Task brief: Take the line containing "Decode this image" and every line after it in the data below, and print them exactly as given, with nothing else.

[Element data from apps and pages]

————

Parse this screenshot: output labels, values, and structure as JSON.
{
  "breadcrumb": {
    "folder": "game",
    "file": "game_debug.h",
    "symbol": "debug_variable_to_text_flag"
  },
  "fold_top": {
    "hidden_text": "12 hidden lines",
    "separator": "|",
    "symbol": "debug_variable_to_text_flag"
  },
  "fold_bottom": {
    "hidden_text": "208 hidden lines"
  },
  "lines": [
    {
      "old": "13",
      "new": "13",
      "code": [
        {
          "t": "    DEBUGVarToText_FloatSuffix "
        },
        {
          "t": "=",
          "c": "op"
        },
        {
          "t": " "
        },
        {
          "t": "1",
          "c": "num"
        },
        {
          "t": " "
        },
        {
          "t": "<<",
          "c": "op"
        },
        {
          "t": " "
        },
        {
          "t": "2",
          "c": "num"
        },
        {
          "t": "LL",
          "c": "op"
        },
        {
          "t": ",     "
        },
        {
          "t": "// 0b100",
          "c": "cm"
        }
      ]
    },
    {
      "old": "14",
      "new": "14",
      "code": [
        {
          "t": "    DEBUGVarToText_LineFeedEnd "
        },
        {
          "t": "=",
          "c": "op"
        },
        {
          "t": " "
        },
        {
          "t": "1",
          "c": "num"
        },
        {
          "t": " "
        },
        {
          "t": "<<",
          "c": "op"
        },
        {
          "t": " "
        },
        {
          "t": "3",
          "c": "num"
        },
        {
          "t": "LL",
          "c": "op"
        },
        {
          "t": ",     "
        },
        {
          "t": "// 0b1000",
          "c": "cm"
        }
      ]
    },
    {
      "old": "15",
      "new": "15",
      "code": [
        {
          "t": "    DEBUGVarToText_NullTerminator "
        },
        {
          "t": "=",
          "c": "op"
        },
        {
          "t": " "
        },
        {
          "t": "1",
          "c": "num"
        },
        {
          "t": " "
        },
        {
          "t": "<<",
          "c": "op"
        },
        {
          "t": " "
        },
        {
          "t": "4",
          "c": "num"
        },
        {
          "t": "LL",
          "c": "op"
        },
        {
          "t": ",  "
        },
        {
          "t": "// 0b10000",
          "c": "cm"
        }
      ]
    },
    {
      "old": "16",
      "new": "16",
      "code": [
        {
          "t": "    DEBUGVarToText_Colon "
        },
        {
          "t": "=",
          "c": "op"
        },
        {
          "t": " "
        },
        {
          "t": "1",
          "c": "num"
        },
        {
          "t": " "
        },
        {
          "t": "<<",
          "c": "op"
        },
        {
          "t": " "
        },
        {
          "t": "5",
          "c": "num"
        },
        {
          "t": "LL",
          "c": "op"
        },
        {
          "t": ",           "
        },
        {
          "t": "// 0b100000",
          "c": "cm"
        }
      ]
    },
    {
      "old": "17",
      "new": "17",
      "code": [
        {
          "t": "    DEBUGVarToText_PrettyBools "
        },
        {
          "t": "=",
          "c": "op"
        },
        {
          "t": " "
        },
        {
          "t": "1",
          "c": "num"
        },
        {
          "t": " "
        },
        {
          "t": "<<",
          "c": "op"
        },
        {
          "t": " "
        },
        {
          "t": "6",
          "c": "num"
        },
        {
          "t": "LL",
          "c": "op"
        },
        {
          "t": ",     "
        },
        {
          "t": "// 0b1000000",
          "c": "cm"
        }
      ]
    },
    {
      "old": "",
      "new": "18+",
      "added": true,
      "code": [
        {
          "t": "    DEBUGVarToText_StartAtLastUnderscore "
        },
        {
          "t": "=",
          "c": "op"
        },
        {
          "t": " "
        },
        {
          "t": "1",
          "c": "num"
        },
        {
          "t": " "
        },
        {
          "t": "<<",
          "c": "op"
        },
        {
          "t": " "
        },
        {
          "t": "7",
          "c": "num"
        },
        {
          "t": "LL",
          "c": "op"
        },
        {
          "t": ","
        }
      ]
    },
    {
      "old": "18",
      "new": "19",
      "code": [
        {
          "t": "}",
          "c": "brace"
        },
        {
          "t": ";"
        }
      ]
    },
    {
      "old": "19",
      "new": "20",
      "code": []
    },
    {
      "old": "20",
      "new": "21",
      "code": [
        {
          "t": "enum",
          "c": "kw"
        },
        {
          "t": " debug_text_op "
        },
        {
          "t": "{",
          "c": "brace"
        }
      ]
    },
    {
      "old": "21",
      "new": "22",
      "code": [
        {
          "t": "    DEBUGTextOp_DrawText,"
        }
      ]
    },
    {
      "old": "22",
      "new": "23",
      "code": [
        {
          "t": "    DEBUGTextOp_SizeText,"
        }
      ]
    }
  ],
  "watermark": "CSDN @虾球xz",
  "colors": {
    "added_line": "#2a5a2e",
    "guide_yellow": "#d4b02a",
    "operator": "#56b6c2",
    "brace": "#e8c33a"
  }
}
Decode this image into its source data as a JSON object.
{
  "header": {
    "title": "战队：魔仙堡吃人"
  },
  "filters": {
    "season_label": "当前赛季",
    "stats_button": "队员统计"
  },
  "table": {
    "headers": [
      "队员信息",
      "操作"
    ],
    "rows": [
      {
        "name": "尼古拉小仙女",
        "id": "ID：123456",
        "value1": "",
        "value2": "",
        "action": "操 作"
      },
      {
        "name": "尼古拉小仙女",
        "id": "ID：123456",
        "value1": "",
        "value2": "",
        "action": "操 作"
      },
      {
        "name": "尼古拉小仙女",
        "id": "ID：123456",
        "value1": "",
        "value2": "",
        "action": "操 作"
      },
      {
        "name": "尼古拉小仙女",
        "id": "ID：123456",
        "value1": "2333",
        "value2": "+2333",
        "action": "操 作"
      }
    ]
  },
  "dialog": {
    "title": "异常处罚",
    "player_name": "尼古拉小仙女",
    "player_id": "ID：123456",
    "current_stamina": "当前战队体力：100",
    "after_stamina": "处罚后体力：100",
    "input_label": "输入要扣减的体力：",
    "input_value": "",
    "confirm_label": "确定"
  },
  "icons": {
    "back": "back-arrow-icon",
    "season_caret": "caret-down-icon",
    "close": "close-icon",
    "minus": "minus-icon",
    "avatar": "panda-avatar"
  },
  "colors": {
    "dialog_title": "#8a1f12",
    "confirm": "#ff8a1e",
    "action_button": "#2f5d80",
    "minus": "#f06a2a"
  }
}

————

Answer section:
Decode this image into its source data as a JSON object.
{
  "header": {
    "title": "战队：魔仙堡吃人"
  },
  "filters": {
    "season_label": "当前赛季",
    "stats_button": "队员统计"
  },
  "table": {
    "headers": [
      "队员信息",
      "操作"
    ],
    "rows": [
      {
        "name": "尼古拉小仙女",
        "id": "ID：123456",
        "value1": "",
        "value2": "",
        "action": "操 作"
      },
      {
        "name": "尼古拉小仙女",
        "id": "ID：123456",
        "value1": "",
        "value2": "",
        "action": "操 作"
      },
      {
        "name": "尼古拉小仙女",
        "id": "ID：123456",
        "value1": "",
        "value2": "",
        "action": "操 作"
      },
      {
        "name": "尼古拉小仙女",
        "id": "ID：123456",
        "value1": "2333",
        "value2": "+2333",
        "action": "操 作"
      }
    ]
  },
  "dialog": {
    "title": "异常处罚",
    "player_name": "尼古拉小仙女",
    "player_id": "ID：123456",
    "current_stamina": "当前战队体力：100",
    "after_stamina": "处罚后体力：100",
    "input_label": "输入要扣减的体力：",
    "input_value": "",
    "confirm_label": "确定"
  },
  "icons": {
    "back": "back-arrow-icon",
    "season_caret": "caret-down-icon",
    "close": "close-icon",
    "minus": "minus-icon",
    "avatar": "panda-avatar"
  },
  "colors": {
    "dialog_title": "#8a1f12",
    "confirm": "#ff8a1e",
    "action_button": "#2f5d80",
    "minus": "#f06a2a"
  }
}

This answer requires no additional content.